Some corking alternatives to the Irish stew’n’mash

Some traditions are just too sacred to mess with, though.

Cabbage and potatoes are Ireland's traditional staples. Photograph: Peter Bagi

With every pub in the area pushing its St Patrick’s Day menu (aka stew’n’mash), I can’t help but chuckle at the idea of marking the occasion with a meal. Let’s be honest – like us, the Irish don’t have much to celebrate in the way of culinary heritage. My grandmother, a tiny Dubliner, lived well into her eighties on a diet of Silk Cut and Thornton’s toffee and I’ve always thought it telling that my mother hasn’t touched a potato since she left home.

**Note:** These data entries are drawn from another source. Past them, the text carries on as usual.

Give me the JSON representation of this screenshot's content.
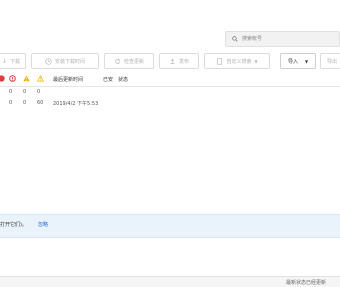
{
  "search": {
    "placeholder": "搜索帐号"
  },
  "toolbar": {
    "download_label": "下载",
    "install_label": "安装下载时间",
    "check_update_label": "检查更新",
    "publish_label": "发布",
    "custom_filter_label": "自定义搜索",
    "import_label": "导入",
    "export_label": "导出"
  },
  "table": {
    "header_updated": "最后更新时间",
    "header_installed": "已安",
    "header_status": "状态",
    "summary_counts": [
      "0",
      "0",
      "0"
    ],
    "row": {
      "c1": "0",
      "c2": "0",
      "c3": "60",
      "updated": "2019/4/2 下午5:53"
    }
  },
  "notice": {
    "text": "打开它们)。",
    "link": "忽略"
  },
  "statusbar": {
    "text": "最新状态已经更新"
  }
}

There are historic reasons for this. The Cork-based chef Denis Cotter wrote a few years ago that, given the past poverty of the country, “It’s a bit rich expecting us to have concocted a food culture that would stand up as a coherent cuisine.” Traditional Irish cooking is simple for a reason: if you only have an open fire to work with, boiled bacon and cabbage is about as gastro as it’s going to get.

Plainness and solidity remained the chief culinary virtues in Ireland long after the fitted kitchen made its debut: great reverence has always been paid to the Holy Trinity of meat, vegetables and potatoes, a routine broken only on Fridays, when dinner is boiled fish and white sauce instead. Accompanied by potatoes.

You can’t get away from spuds in Ireland: before the great famine, the average cottager consumed between seven and 14 pounds a week – not that many of them had much choice in the matter. The subsequent crop failures cost the country almost a third of its population yet, up until the accession of Poland and Latvia, the Irish remained the biggest consumers of potatoes per capita in the EU. (Britain lagged a poor second.)

Despite this ongoing obsession with tubers, which I blame for an unfortunate experience with a mashed potato spring roll in Wexford a couple of years ago, Irish food has undergone a quiet transformation in the past few decades, in part thanks to a few pioneers such as the Allen family at Ballymaloe House in Cork.

Myrtle Allen, a farmer’s wife and keen cook, opened a restaurant in her home in 1964, when eating out in Ireland came in two flavours: fancy French or the chipper. She was determined to make the most of the produce on her doorstep and Ballymaloe’s championing of local farmers, fishermen and cheese makers at a time when anything Irish was deeply unfashionable is at least partly responsible for the wealth of artisan food producers in its vicinity today, still supplying Myrtle and her now rather well-known country house hotel and restaurant.

West Cork is a place that could be described as a food hot spot, if that weren’t so at odds with the local pace of life – at times, it can feel a bit like a gastro-commune. I bump into Darina Allen, Myrtle’s daughter-in-law and head of Ballymaloe’s cookery school, at Glenilen Farm dairy, where the farmer Alan Kingston explains to me in great detail why the rain makes Irish milk the best in the world. (Something to do with carotene in the grass, apparently.)

He’s having Giana Ferguson, who makes the mellow Gubbeen washed-rind cheese down the road in Schull, over to lunch and she kindly brings some of her son Fingal’s Cork chorizo for us to try as well.

The following day, we breakfast with Jack McCarthy, butcher and champion black pudding maker, at Cork’s English Market, before popping in to see Anthony Cresswell at his riverside Ummera smokehouse for some organic salmon. Everyone seems to know each other and not one of them attempts to feed us a potato.

It’s the simple, slow food the Irish do best, relying on their world-class grass, cold Atlantic waters and the old adage, co-opted by their best-known export, that good things come to those who wait. It’s time to look beyond the old stereotypes. There’s much more to modern Irish cooking than mash.

For all that, I’ll be celebrating St Patrick’s Day with a pint and packet of Taytos. Some traditions are just too sacred to mess with.